====== Supplied records ======
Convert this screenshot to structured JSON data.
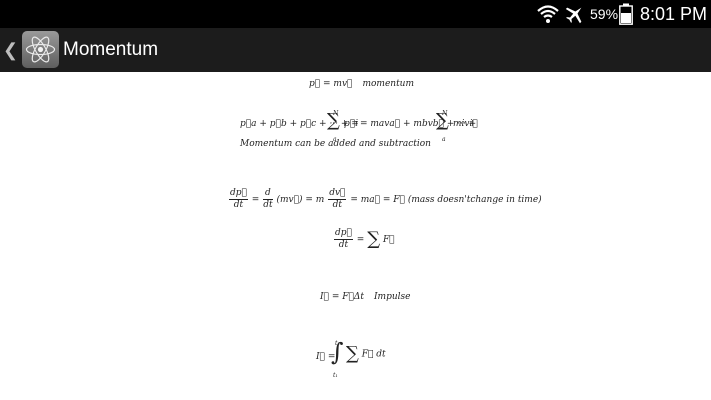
{
  "status_bar": {
    "battery_percent": "59%",
    "time": "8:01 PM",
    "icons": [
      "wifi-icon",
      "airplane-mode-icon",
      "battery-icon"
    ]
  },
  "action_bar": {
    "title": "Momentum",
    "back_icon": "chevron-left-icon",
    "app_icon": "atom-icon"
  },
  "equations": {
    "eq1": {
      "expr": "p⃗ = mv⃗",
      "label": "momentum"
    },
    "eq2": {
      "left": "p⃗a + p⃗b + p⃗c + ··· + =",
      "sum1_top": "N",
      "sum1_bottom": "a",
      "sum1_term": "p⃗i",
      "middle": "= mava⃗ + mbvb⃗ + ··· +",
      "sum2_top": "N",
      "sum2_bottom": "a",
      "sum2_term": "mivi⃗",
      "note": "Momentum can be added and subtraction"
    },
    "eq3": {
      "frac1_num": "dp⃗",
      "frac1_den": "dt",
      "frac2_num": "d",
      "frac2_den": "dt",
      "mid": "(mv⃗) = m",
      "frac3_num": "dv⃗",
      "frac3_den": "dt",
      "tail": "= ma⃗ = F⃗",
      "note": "(mass doesn'tchange in time)"
    },
    "eq4": {
      "frac_num": "dp⃗",
      "frac_den": "dt",
      "sum": "∑",
      "term": "F⃗"
    },
    "eq5": {
      "expr": "I⃗ = F⃗Δt",
      "label": "Impulse"
    },
    "eq6": {
      "lhs": "I⃗ =",
      "integral": "∫",
      "upper": "t₂",
      "lower": "t₁",
      "sum": "∑",
      "term": "F⃗ dt"
    }
  }
}
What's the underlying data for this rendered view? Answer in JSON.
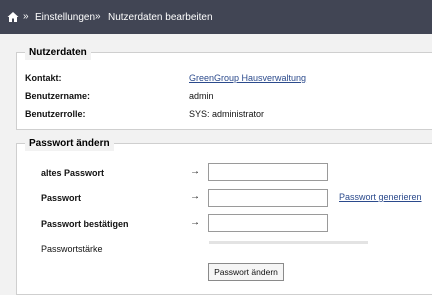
{
  "breadcrumb": {
    "items": [
      "Einstellungen",
      "Nutzerdaten bearbeiten"
    ],
    "separator": "»"
  },
  "user_data": {
    "legend": "Nutzerdaten",
    "rows": [
      {
        "label": "Kontakt:",
        "value": "GreenGroup Hausverwaltung"
      },
      {
        "label": "Benutzername:",
        "value": "admin"
      },
      {
        "label": "Benutzerrolle:",
        "value": "SYS: administrator"
      }
    ]
  },
  "password": {
    "legend": "Passwort ändern",
    "arrow": "→",
    "old_label": "altes Passwort",
    "new_label": "Passwort",
    "confirm_label": "Passwort bestätigen",
    "generate_link": "Passwort generieren",
    "strength_label": "Passwortstärke",
    "submit_label": "Passwort ändern",
    "old_value": "",
    "new_value": "",
    "confirm_value": ""
  },
  "colors": {
    "topbar": "#414554",
    "link": "#2b4a8c",
    "background": "#f2f2f2"
  },
  "icons": {
    "home": "home-icon"
  }
}
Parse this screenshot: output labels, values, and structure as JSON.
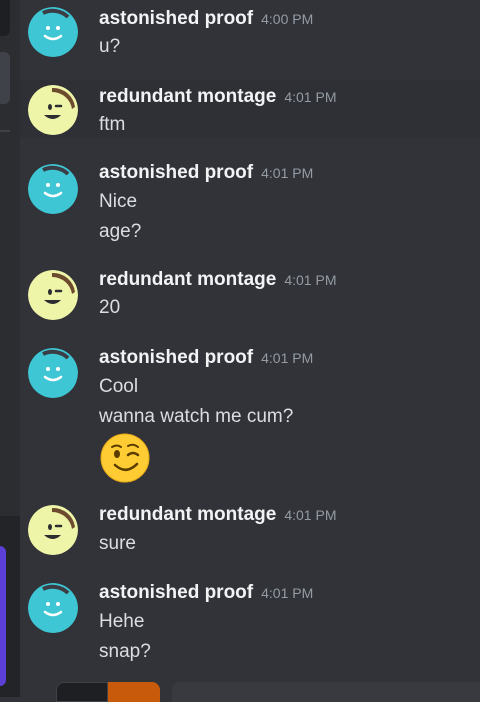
{
  "users": {
    "astonished": {
      "name": "astonished proof",
      "avatar_color": "#3ec6d4"
    },
    "redundant": {
      "name": "redundant montage",
      "avatar_color": "#eef4a8"
    }
  },
  "messages": [
    {
      "user": "astonished proof",
      "time": "4:00 PM",
      "lines": [
        "u?"
      ]
    },
    {
      "user": "redundant montage",
      "time": "4:01 PM",
      "lines": [
        "ftm"
      ],
      "highlighted": true
    },
    {
      "user": "astonished proof",
      "time": "4:01 PM",
      "lines": [
        "Nice",
        "age?"
      ]
    },
    {
      "user": "redundant montage",
      "time": "4:01 PM",
      "lines": [
        "20"
      ]
    },
    {
      "user": "astonished proof",
      "time": "4:01 PM",
      "lines": [
        "Cool",
        "wanna watch me cum?"
      ],
      "emoji": "winking-face-emoji"
    },
    {
      "user": "redundant montage",
      "time": "4:01 PM",
      "lines": [
        "sure"
      ]
    },
    {
      "user": "astonished proof",
      "time": "4:01 PM",
      "lines": [
        "Hehe",
        "snap?"
      ]
    }
  ],
  "colors": {
    "background": "#313338",
    "sidebar": "#2b2d31",
    "accent_purple": "#5b3fd6",
    "accent_orange": "#c85a0c"
  }
}
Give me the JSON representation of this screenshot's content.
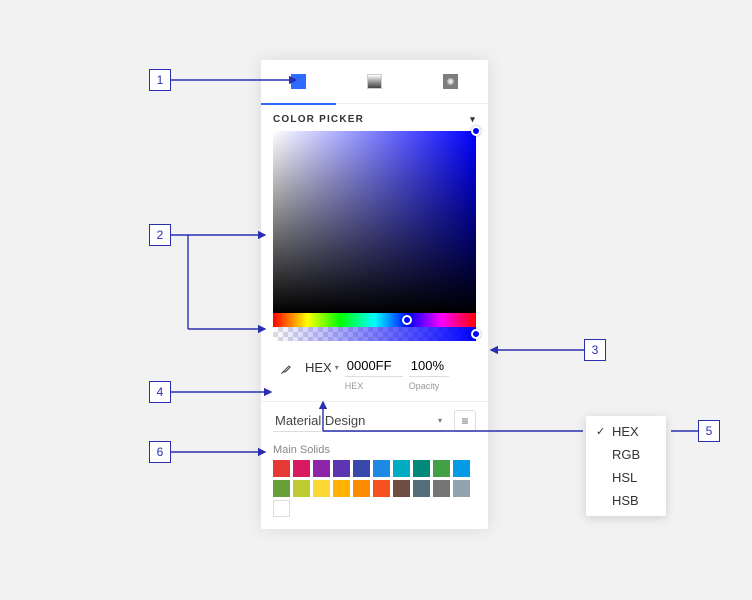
{
  "annotations": {
    "a1": "1",
    "a2": "2",
    "a3": "3",
    "a4": "4",
    "a5": "5",
    "a6": "6"
  },
  "picker": {
    "section_title": "COLOR PICKER",
    "format_selected": "HEX",
    "hex_value": "0000FF",
    "hex_label": "HEX",
    "opacity_value": "100%",
    "opacity_label": "Opacity"
  },
  "palette_section": {
    "selected_palette": "Material Design",
    "swatch_group_title": "Main Solids",
    "swatches": [
      "#e53935",
      "#d81b60",
      "#8e24aa",
      "#5e35b1",
      "#3949ab",
      "#1e88e5",
      "#00acc1",
      "#00897b",
      "#43a047",
      "#039be5",
      "#689f38",
      "#c0ca33",
      "#fdd835",
      "#ffb300",
      "#fb8c00",
      "#f4511e",
      "#6d4c41",
      "#546e7a",
      "#757575",
      "#90a4ae"
    ]
  },
  "format_menu": {
    "checkmark": "✓",
    "items": [
      "HEX",
      "RGB",
      "HSL",
      "HSB"
    ]
  }
}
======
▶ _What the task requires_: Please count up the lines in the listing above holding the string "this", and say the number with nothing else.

▶ _Response to the exercise_: 4